■ Exercise ■
Could you reproduce all of the records exactly?

■ Information provided ■
◇ ◇ ◇ ◇ ◇ ◇ ◇

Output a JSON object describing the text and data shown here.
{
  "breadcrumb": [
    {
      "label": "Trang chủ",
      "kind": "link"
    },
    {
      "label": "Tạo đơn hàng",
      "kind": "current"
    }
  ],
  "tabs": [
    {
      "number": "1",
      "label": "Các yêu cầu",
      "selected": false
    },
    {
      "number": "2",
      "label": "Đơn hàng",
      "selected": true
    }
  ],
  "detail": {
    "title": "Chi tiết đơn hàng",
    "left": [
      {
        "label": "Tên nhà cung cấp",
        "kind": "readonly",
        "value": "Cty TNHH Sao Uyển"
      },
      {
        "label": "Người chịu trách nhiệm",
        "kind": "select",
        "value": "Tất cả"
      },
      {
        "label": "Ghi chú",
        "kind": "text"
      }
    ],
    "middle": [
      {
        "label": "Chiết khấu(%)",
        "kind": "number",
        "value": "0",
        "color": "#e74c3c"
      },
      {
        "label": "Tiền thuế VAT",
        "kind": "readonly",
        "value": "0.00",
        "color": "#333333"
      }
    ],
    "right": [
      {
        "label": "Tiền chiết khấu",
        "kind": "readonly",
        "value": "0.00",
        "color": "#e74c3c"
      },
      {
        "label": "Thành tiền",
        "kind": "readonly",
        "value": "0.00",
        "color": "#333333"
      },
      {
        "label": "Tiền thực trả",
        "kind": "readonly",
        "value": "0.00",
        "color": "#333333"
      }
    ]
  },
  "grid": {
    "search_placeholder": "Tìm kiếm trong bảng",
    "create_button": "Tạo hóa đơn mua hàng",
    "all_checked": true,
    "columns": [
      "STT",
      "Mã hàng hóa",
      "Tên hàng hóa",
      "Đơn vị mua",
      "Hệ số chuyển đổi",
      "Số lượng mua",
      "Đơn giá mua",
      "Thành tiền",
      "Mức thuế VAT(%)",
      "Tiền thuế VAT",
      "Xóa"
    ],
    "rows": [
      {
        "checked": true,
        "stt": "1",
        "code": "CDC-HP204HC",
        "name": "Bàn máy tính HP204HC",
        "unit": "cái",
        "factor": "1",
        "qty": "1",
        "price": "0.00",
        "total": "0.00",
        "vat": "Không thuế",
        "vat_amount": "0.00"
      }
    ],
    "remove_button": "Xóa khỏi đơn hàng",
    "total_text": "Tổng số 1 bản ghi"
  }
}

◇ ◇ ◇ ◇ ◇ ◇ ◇

■ Reply to the task ■
Output a JSON object describing the text and data shown here.
{
  "breadcrumb": [
    {
      "label": "Trang chủ",
      "kind": "link"
    },
    {
      "label": "Tạo đơn hàng",
      "kind": "current"
    }
  ],
  "tabs": [
    {
      "number": "1",
      "label": "Các yêu cầu",
      "selected": false
    },
    {
      "number": "2",
      "label": "Đơn hàng",
      "selected": true
    }
  ],
  "detail": {
    "title": "Chi tiết đơn hàng",
    "left": [
      {
        "label": "Tên nhà cung cấp",
        "kind": "readonly",
        "value": "Cty TNHH Sao Uyển"
      },
      {
        "label": "Người chịu trách nhiệm",
        "kind": "select",
        "value": "Tất cả"
      },
      {
        "label": "Ghi chú",
        "kind": "text"
      }
    ],
    "middle": [
      {
        "label": "Chiết khấu(%)",
        "kind": "number",
        "value": "0",
        "color": "#e74c3c"
      },
      {
        "label": "Tiền thuế VAT",
        "kind": "readonly",
        "value": "0.00",
        "color": "#333333"
      }
    ],
    "right": [
      {
        "label": "Tiền chiết khấu",
        "kind": "readonly",
        "value": "0.00",
        "color": "#e74c3c"
      },
      {
        "label": "Thành tiền",
        "kind": "readonly",
        "value": "0.00",
        "color": "#333333"
      },
      {
        "label": "Tiền thực trả",
        "kind": "readonly",
        "value": "0.00",
        "color": "#333333"
      }
    ]
  },
  "grid": {
    "search_placeholder": "Tìm kiếm trong bảng",
    "create_button": "Tạo hóa đơn mua hàng",
    "all_checked": true,
    "columns": [
      "STT",
      "Mã hàng hóa",
      "Tên hàng hóa",
      "Đơn vị mua",
      "Hệ số chuyển đổi",
      "Số lượng mua",
      "Đơn giá mua",
      "Thành tiền",
      "Mức thuế VAT(%)",
      "Tiền thuế VAT",
      "Xóa"
    ],
    "rows": [
      {
        "checked": true,
        "stt": "1",
        "code": "CDC-HP204HC",
        "name": "Bàn máy tính HP204HC",
        "unit": "cái",
        "factor": "1",
        "qty": "1",
        "price": "0.00",
        "total": "0.00",
        "vat": "Không thuế",
        "vat_amount": "0.00"
      }
    ],
    "remove_button": "Xóa khỏi đơn hàng",
    "total_text": "Tổng số 1 bản ghi"
  }
}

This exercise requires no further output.